What to Expect

In general, a testing battery is completed within one or two sessions, but number of sessions can vary based on the nature and pace of testing. The process includes 4 phases:

Preparation: bring documentation about you or your child’s academic, psychological and social history (ie, copies of prior testing, report cards, IEPs, comments by teachers, employers, tutors or professionals, etc).

The Intake: background is obtained that includes family, academic, social and medical histories. Typically, the intake requires 60 to 90 minutes and is followed by test administration.

Testing Administration: Administration may involve several paper and pencil tests, computerized tests, questionnaires or self-reports. This part of the process requires several hours of testing, but frequent breaks are offered to meet your comfort level.

Feedback: Patients are invited to participate in a feedback session which lasts about 60 minutes. This is when diagnosis and recommended interventions are discussed with the parent or patient.


Used to evaluate developmental history, memory, academic achievement, cognitive development, auditory and visual abilities, as well as emotional, behavioral and social development. This process is useful for assessing the presence of a reading, language, writing or math disorder, etc.

Attention Deficit/Hyper Activity (AD/HD)

See our AD/HD page

Executive Functioning

Is involved in controlling behavior and readying a person for situations. Testing may be called for when a child or adult demonstrates noticeable weaknesses in planning, organization, study skills, self-monitoring and has difficulty responding to changing or new situations.

Emotional and Behavior Problems

Sometimes it is difficult to distinguish whether a person’s behavior is due to emotional difficulties or cognitive impairment.
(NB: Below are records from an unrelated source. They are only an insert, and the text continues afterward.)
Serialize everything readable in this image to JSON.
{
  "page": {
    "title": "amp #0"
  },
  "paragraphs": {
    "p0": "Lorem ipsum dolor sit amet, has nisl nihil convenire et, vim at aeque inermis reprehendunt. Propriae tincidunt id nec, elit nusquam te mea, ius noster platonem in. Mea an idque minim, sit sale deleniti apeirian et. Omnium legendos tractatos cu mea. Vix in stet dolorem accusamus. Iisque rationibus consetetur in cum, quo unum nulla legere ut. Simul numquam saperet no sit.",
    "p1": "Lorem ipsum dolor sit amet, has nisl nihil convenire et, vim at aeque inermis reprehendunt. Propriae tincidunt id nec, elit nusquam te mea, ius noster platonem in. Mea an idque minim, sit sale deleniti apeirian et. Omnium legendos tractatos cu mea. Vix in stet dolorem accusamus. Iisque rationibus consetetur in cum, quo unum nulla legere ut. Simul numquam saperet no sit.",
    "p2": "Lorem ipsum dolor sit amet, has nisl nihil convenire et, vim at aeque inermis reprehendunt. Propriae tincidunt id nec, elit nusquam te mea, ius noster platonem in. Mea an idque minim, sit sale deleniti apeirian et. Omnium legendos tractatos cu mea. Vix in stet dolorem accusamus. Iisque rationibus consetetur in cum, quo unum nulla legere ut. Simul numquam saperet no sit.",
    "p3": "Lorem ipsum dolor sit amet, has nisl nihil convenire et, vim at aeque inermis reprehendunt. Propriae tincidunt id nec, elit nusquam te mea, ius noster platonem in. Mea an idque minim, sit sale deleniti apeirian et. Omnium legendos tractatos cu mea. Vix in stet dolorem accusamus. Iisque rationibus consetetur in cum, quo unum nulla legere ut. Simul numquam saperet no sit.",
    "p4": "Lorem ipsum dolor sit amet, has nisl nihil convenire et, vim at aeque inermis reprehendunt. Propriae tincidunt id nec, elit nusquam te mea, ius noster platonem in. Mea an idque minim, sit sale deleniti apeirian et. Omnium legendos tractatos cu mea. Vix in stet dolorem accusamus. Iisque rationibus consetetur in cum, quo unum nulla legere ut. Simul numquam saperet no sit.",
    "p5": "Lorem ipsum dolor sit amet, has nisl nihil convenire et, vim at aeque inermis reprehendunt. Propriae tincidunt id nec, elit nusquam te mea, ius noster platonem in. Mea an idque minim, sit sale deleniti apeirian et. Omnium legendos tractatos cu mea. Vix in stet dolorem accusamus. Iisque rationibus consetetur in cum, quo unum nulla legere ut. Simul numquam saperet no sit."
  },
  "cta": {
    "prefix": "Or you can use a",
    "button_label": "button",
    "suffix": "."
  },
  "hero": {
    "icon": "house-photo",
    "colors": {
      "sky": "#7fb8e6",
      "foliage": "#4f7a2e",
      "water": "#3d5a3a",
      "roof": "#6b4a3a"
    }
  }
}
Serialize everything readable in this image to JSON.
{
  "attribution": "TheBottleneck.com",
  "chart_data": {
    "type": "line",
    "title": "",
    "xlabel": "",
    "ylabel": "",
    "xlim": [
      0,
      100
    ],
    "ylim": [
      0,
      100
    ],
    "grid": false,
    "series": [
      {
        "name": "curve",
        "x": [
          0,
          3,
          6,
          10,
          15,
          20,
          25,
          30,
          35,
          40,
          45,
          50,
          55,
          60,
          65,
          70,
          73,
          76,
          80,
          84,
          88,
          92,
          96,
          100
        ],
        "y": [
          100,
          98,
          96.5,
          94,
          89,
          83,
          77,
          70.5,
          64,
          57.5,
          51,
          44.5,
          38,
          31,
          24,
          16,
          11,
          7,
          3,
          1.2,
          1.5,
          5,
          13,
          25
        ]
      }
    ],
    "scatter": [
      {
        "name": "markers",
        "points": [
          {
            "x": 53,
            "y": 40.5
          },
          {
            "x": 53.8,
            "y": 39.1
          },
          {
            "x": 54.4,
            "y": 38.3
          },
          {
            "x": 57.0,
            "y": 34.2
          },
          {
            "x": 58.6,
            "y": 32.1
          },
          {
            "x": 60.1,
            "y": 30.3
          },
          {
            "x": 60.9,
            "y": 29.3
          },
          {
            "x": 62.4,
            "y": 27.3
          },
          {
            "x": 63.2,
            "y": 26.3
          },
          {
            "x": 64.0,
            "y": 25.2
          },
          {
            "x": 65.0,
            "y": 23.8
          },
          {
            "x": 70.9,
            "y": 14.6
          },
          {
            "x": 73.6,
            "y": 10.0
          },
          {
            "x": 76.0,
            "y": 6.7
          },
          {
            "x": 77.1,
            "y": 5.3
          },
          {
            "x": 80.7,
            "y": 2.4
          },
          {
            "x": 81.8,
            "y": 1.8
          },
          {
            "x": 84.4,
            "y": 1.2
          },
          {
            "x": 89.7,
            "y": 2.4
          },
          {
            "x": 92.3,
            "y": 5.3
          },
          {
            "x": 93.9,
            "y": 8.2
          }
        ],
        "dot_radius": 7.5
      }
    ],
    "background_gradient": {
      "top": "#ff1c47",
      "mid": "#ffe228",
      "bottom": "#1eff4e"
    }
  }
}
Testing can help diagnose this problem and recommended interventions are provided.

Non-verbal Learning Disorders

Typically these children are physically awkward, exercise poor social judgment and have weak abstract reasoning skills, but may show excellent memory, and possess a great vocabulary.


Testing services (GRE, SAT, LSAT, etc.) are required by law to provide reasonable accommodations to test takers with disabilities. The requirements for applying for extended time and other accommodations on these exams are extensive and can be time consuming. But isn’t your future worth it?

If you think you may be eligible for extended time, you must know the requirements and gather the appropriate materials within the given time period. Testing is my primary role in the process and is central to obtaining extended time, but it is not enough. Historical documentation is also crucial and should be obtained as early in the process as possible. It is your responsibility to get this to me in a timely manner. Be advised that there is no guarantee the testing will result in a diagnosis of having a learning disability and result in extended time or other accommodations.

What do I need to do to request Accommodations Testing?

When requesting accomodations testing, we will need school records, letters from doctors, teachers, school officials, even relatives and parents, attesting to your learning problems. Additionaly, you will be asked to provide a written statement discussing the academic/learning problems you have experienced. This statement should include: past struggles; whether you received any informal accommodations from teachers (like extra time on tests or allowed to use an electronic device); whether you got help with homework (parent, tutor, relative) as well as your medical and developmental (childhood) history. My report will more likely be successful if there is a well-documented history of your disability.